But of course, when Malaga experience a high there must be low to follow. There seems to be a “too good to be true” reality that follows the club around and UEFA’s financial control body made Malaga the first, and highest profile, casualty of their Financial Fair Play policies by fining the club €300,000 and banning them from European competition the next time they qualify in the next four years. A new deadline of March 31 to pay all their debts meant that Nacho Monreal followed Santi Cazorla to Arsenal in the winter transfer window to fund the repayments.
The most interesting, or as Malaga have put it, incomprehensible, fact of the ruling by UEFA is that it has come in a time when the club insist they are up to date with their repayments and have received support from the likes of Osasuna and Villarreal, affirming that the club have gotten their act together.
The disbelief at UEFA’s ban is similar to what the players and fans must be feeling following their quarter final loss to Borussia Dortmund in Germany.
It had truly seemed like they had done the impossible. They held onto a 0-0 at the Rosaleda, with last year’s German champions missing a host of opportunities and then took a late 2-1 lead in Dortmund a week later, meaning that the Germans had to score twice in the final minutes to advance. Goalkeeper Willy Caballero had been superb and Pellegrini had his tactics spot on, nullifying the Dortmund attack for large periods of the game and then scoring a late – and what seemed to be winning – goal on the counter.
All too familiarly, although the first time that it had really happened on the pitch, the high turned to low and when build up play was cast aside for long balls into the penalty area Dortmund miraculously snatched two goals in stoppage time to send Malaga crashing out of the Champions Leage. Al-Thani made claims of conspiracy theories and racism while Pellegrini blamed the officials for allowing Felipe Santana’s winner to stand while he was clearly offside (although he fails to acknowledge that Eliseu was also offside for Malaga’s second). It just seemed that it wasn’t meant to be for Malaga, as their players laid forlorn on the pitch.
It would be wrong to say that this campaign was anything but successful, though.
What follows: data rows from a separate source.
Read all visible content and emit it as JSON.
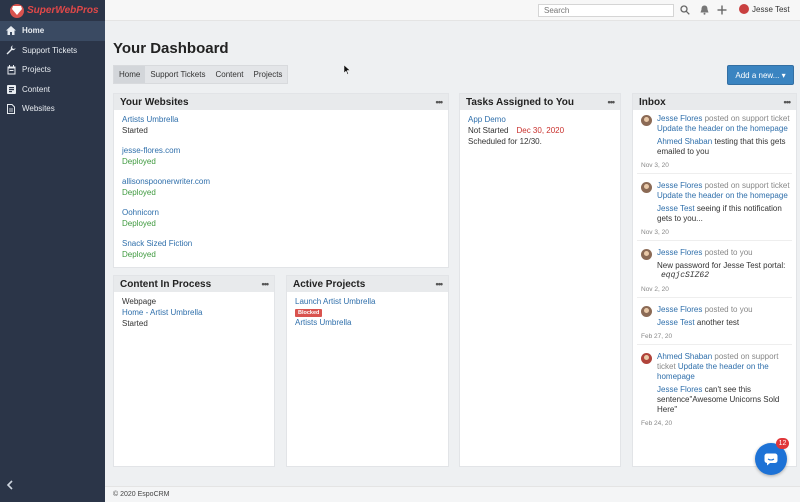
{
  "brand": {
    "name": "SuperWebPros"
  },
  "header": {
    "search_placeholder": "Search",
    "user_name": "Jesse Test",
    "icons": [
      "search-icon",
      "bell-icon",
      "plus-icon",
      "user-avatar"
    ]
  },
  "sidebar": {
    "items": [
      {
        "label": "Home",
        "icon": "home-icon",
        "active": true
      },
      {
        "label": "Support Tickets",
        "icon": "wrench-icon"
      },
      {
        "label": "Projects",
        "icon": "calendar-icon"
      },
      {
        "label": "Content",
        "icon": "content-icon"
      },
      {
        "label": "Websites",
        "icon": "document-icon"
      }
    ]
  },
  "main": {
    "title": "Your Dashboard",
    "tabs": [
      "Home",
      "Support Tickets",
      "Content",
      "Projects"
    ],
    "add_button": "Add a new... ▾"
  },
  "websites": {
    "title": "Your Websites",
    "items": [
      {
        "name": "Artists Umbrella",
        "status": "Started"
      },
      {
        "name": "jesse-flores.com",
        "status": "Deployed"
      },
      {
        "name": "allisonspoonerwriter.com",
        "status": "Deployed"
      },
      {
        "name": "Oohnicorn",
        "status": "Deployed"
      },
      {
        "name": "Snack Sized Fiction",
        "status": "Deployed"
      }
    ]
  },
  "tasks": {
    "title": "Tasks Assigned to You",
    "item": {
      "name": "App Demo",
      "status": "Not Started",
      "date": "Dec 30, 2020",
      "note": "Scheduled for 12/30."
    }
  },
  "content_in_process": {
    "title": "Content In Process",
    "type": "Webpage",
    "name": "Home - Artist Umbrella",
    "status": "Started"
  },
  "active_projects": {
    "title": "Active Projects",
    "project": "Launch Artist Umbrella",
    "badge": "Blocked",
    "parent": "Artists Umbrella"
  },
  "inbox": {
    "title": "Inbox",
    "items": [
      {
        "author": "Jesse Flores",
        "action": "posted on support ticket",
        "subject": "Update the header on the homepage",
        "reply_author": "Ahmed Shaban",
        "reply": "testing that this gets emailed to you",
        "date": "Nov 3, 20"
      },
      {
        "author": "Jesse Flores",
        "action": "posted on support ticket",
        "subject": "Update the header on the homepage",
        "reply_author": "Jesse Test",
        "reply": "seeing if this notification gets to you...",
        "date": "Nov 3, 20"
      },
      {
        "author": "Jesse Flores",
        "action": "posted to you",
        "message": "New password for Jesse Test portal:",
        "code": "eqqjcSIZ62",
        "date": "Nov 2, 20"
      },
      {
        "author": "Jesse Flores",
        "action": "posted to you",
        "reply_author": "Jesse Test",
        "reply": "another test",
        "date": "Feb 27, 20"
      },
      {
        "author": "Ahmed Shaban",
        "action": "posted on support ticket",
        "subject": "Update the header on the homepage",
        "reply_author": "Jesse Flores",
        "reply": "can't see this sentence\"Awesome Unicorns Sold Here\"",
        "date": "Feb 24, 20"
      }
    ]
  },
  "footer": {
    "text": "© 2020 EspoCRM"
  },
  "chat": {
    "badge": "12"
  },
  "colors": {
    "sidebar": "#2b3548",
    "brand": "#e04848",
    "link": "#2f6fab",
    "deployed": "#3f9a3f",
    "primary_button": "#3a84c1",
    "blocked": "#d9534f",
    "chat": "#1d72d6"
  }
}
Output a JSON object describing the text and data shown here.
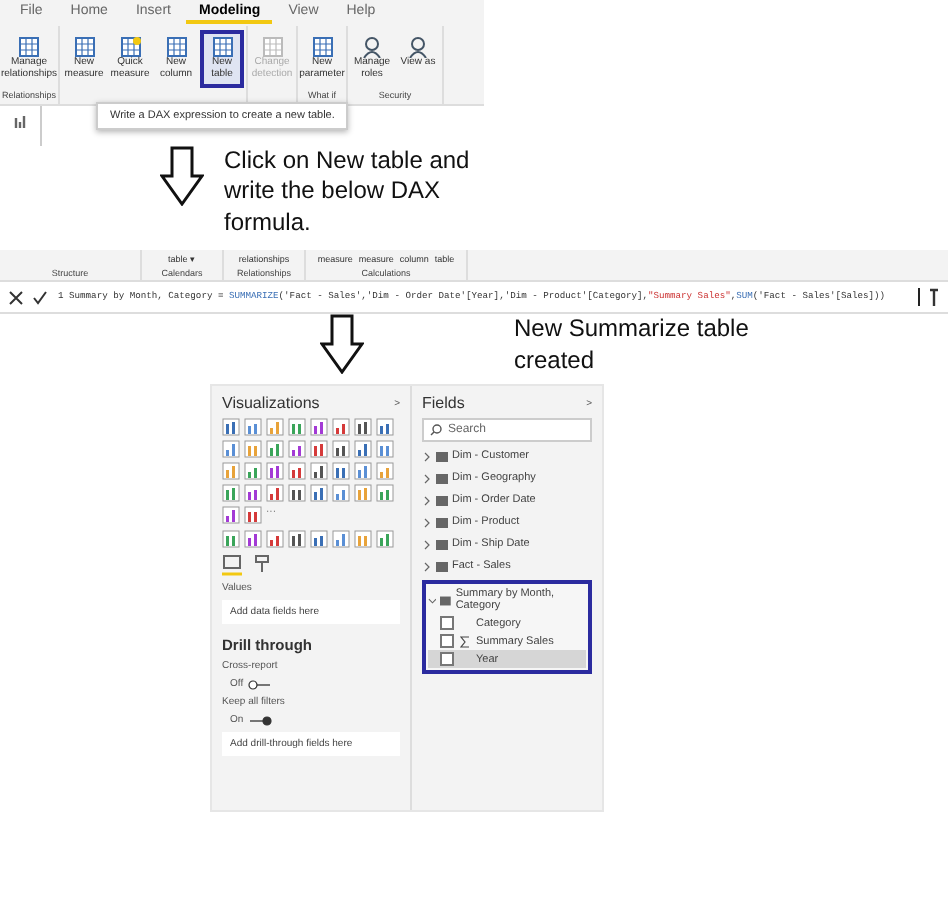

Considering the turmoil the club was in at the start of the season, the fact they made it this far is incredible in itself – quarter finals of the Champions League, victories over some of Europe’s biggest clubs and all the while still competing for fourth spot in La Liga. It is early days for this project and there is at least a sense of stability that was lacking in the summer. However, it may have come too late as the loss of European football next year, assuming they qualify and appeals are rejected, will mean Malaga face another challenge in keeping their best players – and their manager – at the club.
The up and down nature of the club under Al-Thani’s ownership is interestingly reminiscent of the club’s up and down ventures between Spain’s top two leagues, which has been the only real consistent throughout their history. The heartbreaking exit to Dortmund and UEFA competitions ban are just the latest down-swing to hit the club under the Qatari ownership. So is this a new dawn or is it false hope? It is important to note that on the field, the last 12 months have been nothing short of brilliant; off the field is a different story, although following a restructure they seem to be in a healthy and sustainable position. Two years on from the first major investment and the signs do point to the former – just – but with Malaga you can never be too sure of what is waiting around the corner. If they can convince Pellegrini and the likes of Isco to remain at the club then there could be a very bright future for this year’s feel good (then feel bad) story. Needless to say, whatever happens is bound to create some talking points, and perhaps some more history.